In 451 A.D., an ecumenical council was convened in Chalcedon, located in Asia Minor. They assembled to deliberate on the Bible’s teaching concerning the Person of Jesus Christ. Their conclusion is expressed in the Definition of Chalcedon, which upheld the conclusions reached two decades earlier in Ephesus (431 A.D.), i.e., Christ is not two persons but one, against the Nestorians. Chalcedon further taught that the union of the two natures in the one Person of Christ did not annul those two natures; rather, they maintain their own distinct properties. This refuted the claims of the Eutychians, who held that Christ’s divine and human natures were combined to form one, new nature.

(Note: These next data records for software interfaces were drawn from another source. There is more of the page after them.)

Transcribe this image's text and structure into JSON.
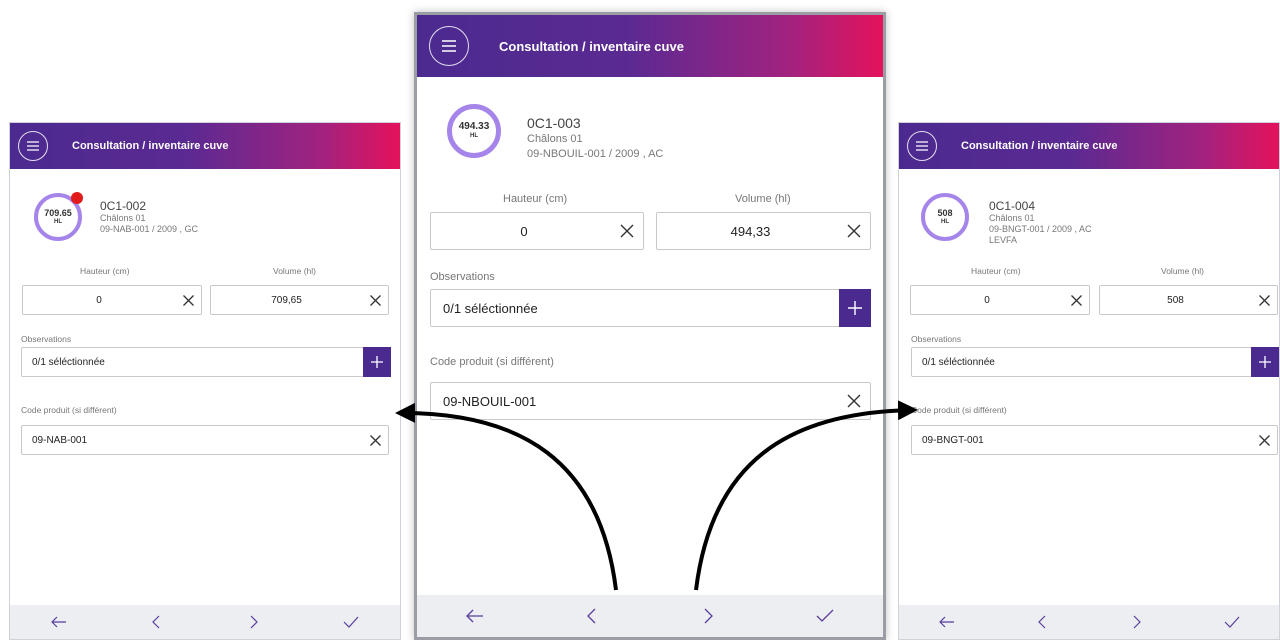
{
  "app": {
    "title": "Consultation / inventaire cuve"
  },
  "labels": {
    "height": "Hauteur (cm)",
    "volume": "Volume (hl)",
    "observations": "Observations",
    "product_code": "Code produit (si différent)"
  },
  "screens": {
    "left": {
      "tank_id": "0C1-002",
      "site": "Châlons 01",
      "batch": "09-NAB-001 / 2009 , GC",
      "ring_value": "709.65",
      "ring_unit": "HL",
      "height_value": "0",
      "volume_value": "709,65",
      "observations_value": "0/1 séléctionnée",
      "product_code_value": "09-NAB-001"
    },
    "center": {
      "tank_id": "0C1-003",
      "site": "Châlons 01",
      "batch": "09-NBOUIL-001 / 2009 , AC",
      "ring_value": "494.33",
      "ring_unit": "HL",
      "height_value": "0",
      "volume_value": "494,33",
      "observations_value": "0/1 séléctionnée",
      "product_code_value": "09-NBOUIL-001"
    },
    "right": {
      "tank_id": "0C1-004",
      "site": "Châlons 01",
      "batch": "09-BNGT-001 / 2009 , AC",
      "extra": "LEVFA",
      "ring_value": "508",
      "ring_unit": "HL",
      "height_value": "0",
      "volume_value": "508",
      "observations_value": "0/1 séléctionnée",
      "product_code_value": "09-BNGT-001"
    }
  },
  "icons": {
    "menu": "hamburger-icon",
    "clear": "close-icon",
    "add": "plus-icon",
    "back": "arrow-left-icon",
    "previous": "chevron-left-icon",
    "next": "chevron-right-icon",
    "validate": "check-icon"
  },
  "colors": {
    "header_start": "#4b2a8f",
    "header_end": "#e5125c",
    "accent": "#4a2a8e",
    "ring": "#a585ea",
    "alert": "#e11a1a",
    "footer_bg": "#eceef2"
  }
}
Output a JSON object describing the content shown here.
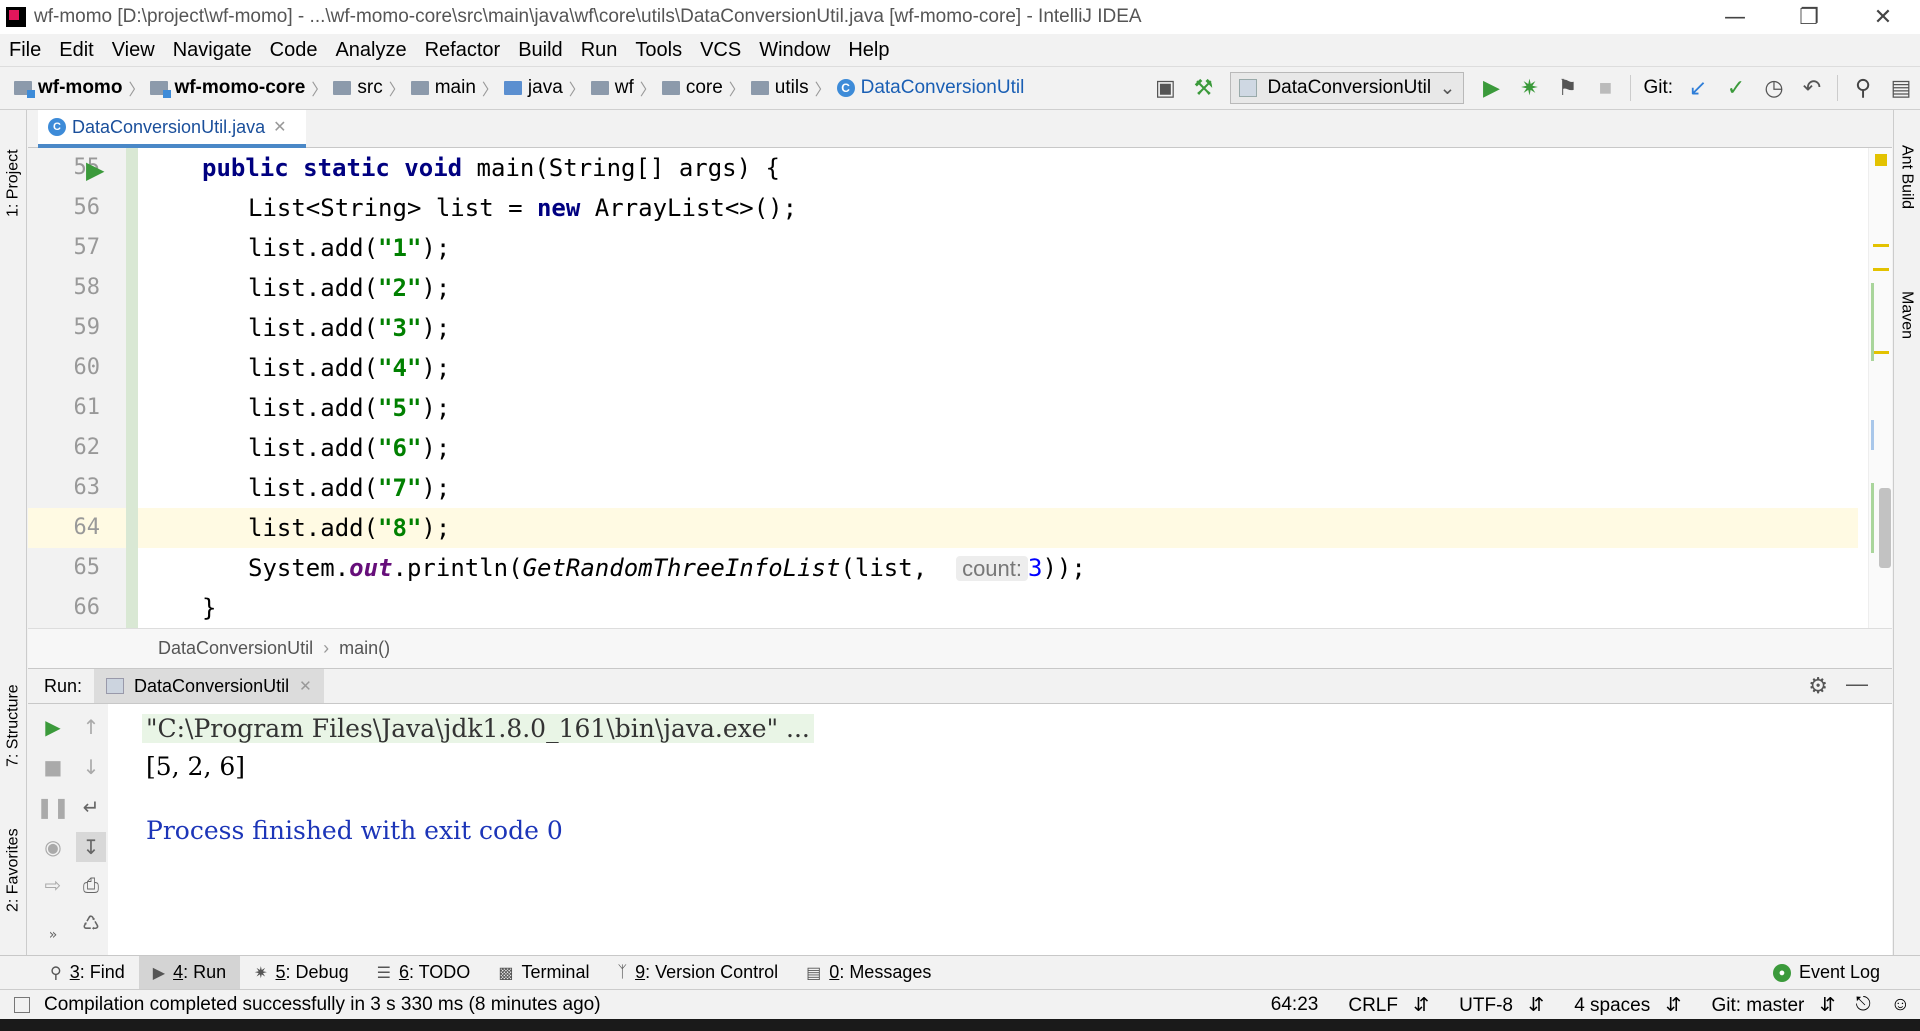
{
  "window": {
    "title": "wf-momo [D:\\project\\wf-momo] - ...\\wf-momo-core\\src\\main\\java\\wf\\core\\utils\\DataConversionUtil.java [wf-momo-core] - IntelliJ IDEA"
  },
  "menu": [
    "File",
    "Edit",
    "View",
    "Navigate",
    "Code",
    "Analyze",
    "Refactor",
    "Build",
    "Run",
    "Tools",
    "VCS",
    "Window",
    "Help"
  ],
  "breadcrumbs": [
    "wf-momo",
    "wf-momo-core",
    "src",
    "main",
    "java",
    "wf",
    "core",
    "utils",
    "DataConversionUtil"
  ],
  "toolbar": {
    "run_config": "DataConversionUtil",
    "git_label": "Git:"
  },
  "side_tabs": {
    "project": "1: Project",
    "structure": "7: Structure",
    "favorites": "2: Favorites",
    "ant_build": "Ant Build",
    "maven": "Maven"
  },
  "editor": {
    "tab_label": "DataConversionUtil.java",
    "line_numbers": [
      "55",
      "56",
      "57",
      "58",
      "59",
      "60",
      "61",
      "62",
      "63",
      "64",
      "65",
      "66"
    ],
    "current_line": "64",
    "code": {
      "l55_kw": "public static void",
      "l55_rest": " main(String[] args) {",
      "l56_a": "List<String> list = ",
      "l56_kw": "new",
      "l56_b": " ArrayList<>();",
      "add_prefix": "list.add(",
      "add_suffix": ");",
      "adds": [
        "\"1\"",
        "\"2\"",
        "\"3\"",
        "\"4\"",
        "\"5\"",
        "\"6\"",
        "\"7\"",
        "\"8\""
      ],
      "l65_a": "System.",
      "l65_out": "out",
      "l65_b": ".println(",
      "l65_call": "GetRandomThreeInfoList",
      "l65_c": "(list, ",
      "l65_hint": "count:",
      "l65_num": "3",
      "l65_d": "));",
      "l66": "}"
    },
    "breadcrumb": [
      "DataConversionUtil",
      "main()"
    ]
  },
  "run_panel": {
    "label": "Run:",
    "tab": "DataConversionUtil",
    "console": [
      "\"C:\\Program Files\\Java\\jdk1.8.0_161\\bin\\java.exe\" ...",
      "[5, 2, 6]",
      "",
      "Process finished with exit code 0"
    ]
  },
  "bottom_tabs": [
    {
      "num": "3",
      "label": ": Find"
    },
    {
      "num": "4",
      "label": ": Run"
    },
    {
      "num": "5",
      "label": ": Debug"
    },
    {
      "num": "6",
      "label": ": TODO"
    },
    {
      "num": "",
      "label": "Terminal"
    },
    {
      "num": "9",
      "label": ": Version Control"
    },
    {
      "num": "0",
      "label": ": Messages"
    }
  ],
  "event_log": "Event Log",
  "status": {
    "message": "Compilation completed successfully in 3 s 330 ms (8 minutes ago)",
    "position": "64:23",
    "line_sep": "CRLF",
    "encoding": "UTF-8",
    "indent": "4 spaces",
    "git": "Git: master"
  },
  "colors": {
    "keyword": "#000080",
    "string": "#008000",
    "number": "#0000ff",
    "field": "#660e7a",
    "console_blue": "#1c35b8"
  }
}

Therefore, following the holy fathers, we all with one accord teach men to acknowledge one and the same Son, our Lord Jesus Christ, at once complete in Godhead and complete in manhood, truly God and truly man, consisting also of a reasonable soul and body; of one substance with the Father as regards his Godhead, and at the same time of one substance with us as regards his manhood; like us in all respects, apart from sin; as regards his Godhead, begotten of the Father before the ages, but yet as regards his manhood begotten, for us men and for our salvation, of Mary the Virgin, the God-bearer; one and the same Christ, Son, Lord, Only-begotten, recognized in two natures, without confusion, without change, without division, without separation; the distinction of natures being in no way annulled by the union, but rather the characteristics of each nature being preserved and coming together to form one person and subsistence, not as parted or separated into two persons, but one and the same Son and Only-begotten God the Word, Lord Jesus Christ; even as the prophets from earliest times spoke of him, and our Lord Jesus Christ himself taught us, and the creed of the fathers has handed down to us.